National Weather Service officials confirmed Thursday that two tornadoes touched down late Wednesday in northeast Pennsylvania, causing severe damage to a major commercial district and destroying homes.
The National Weather Service in Binghamton, New York, sent teams Thursday to two counties in Pennsylvania to determine if tornadoes were part of a severe weather system that also destroyed box stores, smashed cars and left at least six people injured.
Photos and videos of the aftermath show a shopping center in Wilkes-Barre, about 110 miles (177 kilometers) north of Philadelphia, with roofs torn off, cars overturned and storefronts shattered. Similar photos surfaced Thursday morning from Granville, Franklin and Leroy townships, about 90 miles (145 kilometers) further north of Wilkes-Barre, showing collapsed structures and shattered windows.
The investigators' report from Wilkes-Barre said the tornado damage was consistent with an EF2-strength tornado, meaning the average wind speed reached between 111 and 135 mph. Tornadoes are categorized from EF0, which are weaker with wind speeds between 65 and 85 mph, to EF5, which are considered violent with wind speeds of more than 200 mph.
The report said winds likely hit 130 mph as the tornado traveled about half a mile after first touching down near the Wyoming Valley Mall. Investigators said "structures were sheared off near their foundation" when describing the damage.
The preliminary report from Franklin Township in Bradford County said damage there was also consistent with an EF2 tornado. More details about the path, the width and damage were expected to be released later Thursday.
In Wilkes-Barre, city and county officials had closed roads around the damaged shopping centers because of downed power lines and damage to a propane cylinder that was still leaking as of midmorning Thursday.
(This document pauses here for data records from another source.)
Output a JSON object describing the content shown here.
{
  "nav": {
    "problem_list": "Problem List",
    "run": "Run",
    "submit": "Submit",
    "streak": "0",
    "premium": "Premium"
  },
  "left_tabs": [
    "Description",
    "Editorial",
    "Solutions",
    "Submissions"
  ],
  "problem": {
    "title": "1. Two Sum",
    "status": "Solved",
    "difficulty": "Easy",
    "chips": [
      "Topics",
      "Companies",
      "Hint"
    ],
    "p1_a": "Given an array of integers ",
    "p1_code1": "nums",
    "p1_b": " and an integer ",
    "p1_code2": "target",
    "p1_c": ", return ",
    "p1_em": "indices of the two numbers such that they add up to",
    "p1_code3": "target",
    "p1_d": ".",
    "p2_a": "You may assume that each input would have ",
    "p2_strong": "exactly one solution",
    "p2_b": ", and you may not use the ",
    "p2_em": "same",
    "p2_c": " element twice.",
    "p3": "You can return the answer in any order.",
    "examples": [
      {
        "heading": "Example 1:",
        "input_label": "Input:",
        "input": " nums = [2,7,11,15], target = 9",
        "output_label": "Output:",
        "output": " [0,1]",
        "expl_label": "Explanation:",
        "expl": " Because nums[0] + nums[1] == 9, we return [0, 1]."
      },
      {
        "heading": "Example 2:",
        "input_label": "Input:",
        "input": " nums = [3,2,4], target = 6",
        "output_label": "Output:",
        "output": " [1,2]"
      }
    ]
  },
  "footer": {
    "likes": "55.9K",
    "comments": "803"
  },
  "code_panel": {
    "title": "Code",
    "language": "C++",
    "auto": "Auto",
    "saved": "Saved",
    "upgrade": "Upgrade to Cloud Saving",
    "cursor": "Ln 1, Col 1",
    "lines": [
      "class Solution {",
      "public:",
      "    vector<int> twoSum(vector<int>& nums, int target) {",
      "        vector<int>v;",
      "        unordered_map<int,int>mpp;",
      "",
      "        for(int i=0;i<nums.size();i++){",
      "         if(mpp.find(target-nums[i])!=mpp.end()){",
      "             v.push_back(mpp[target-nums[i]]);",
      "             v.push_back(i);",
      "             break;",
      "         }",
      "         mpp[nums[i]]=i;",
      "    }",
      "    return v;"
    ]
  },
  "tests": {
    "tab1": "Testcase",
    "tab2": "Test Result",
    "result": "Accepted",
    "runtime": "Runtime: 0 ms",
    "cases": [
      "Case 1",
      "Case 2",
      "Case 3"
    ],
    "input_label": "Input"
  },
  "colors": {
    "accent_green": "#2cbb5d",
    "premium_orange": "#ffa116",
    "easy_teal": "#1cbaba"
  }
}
Luzerne County Emergency Management Agency volunteer Garrett Hittle said crews were working to stabilize the propane cylinder Thursday afternoon. Hittle said there were reports of six storm-related injuries that were not life threatening and did not require anyone to be admitted to a hospital.
Gov. Tom Wolf toured the damage with reporters and first-responders and briefly spoke about how fast storms like the one Wednesday night move. He said was working with county and state officials to determine if the storm would qualify for federal disaster aid.
Joy Frie told The (Wilkes-Barre) Citizens' Voice that staff and patrons huddled in the kitchen of the bar where she works until they could escape to another business.
"The doors were busting open. Almost everyone's cars in the parking lot were destroyed," the 18-year-old said.
In Bradford County, damage was reported in three neighboring townships, but emergency personnel said there were no reports of injuries.
Jeff Scarboro, the director of public safety and emergency management for the county, said there were about 10 homes with varying reports of damage some of which appeared to be destroyed.
"There were initial reports of entrapments with building collapses and debris, but local fire departments helped with removal from those properties," Scarboro said.
Scarboro said some of the rescues included at least one person in a wheelchair who needed help because of debris and older couples who were trapped in storm cellars by debris.
Associated Press reporter Claudia Lauer in Philadelphia contributed to this report.Copyright 2018 The Associated Press. All rights reserved. This material may not be published, broadcast, rewritten or redistributed.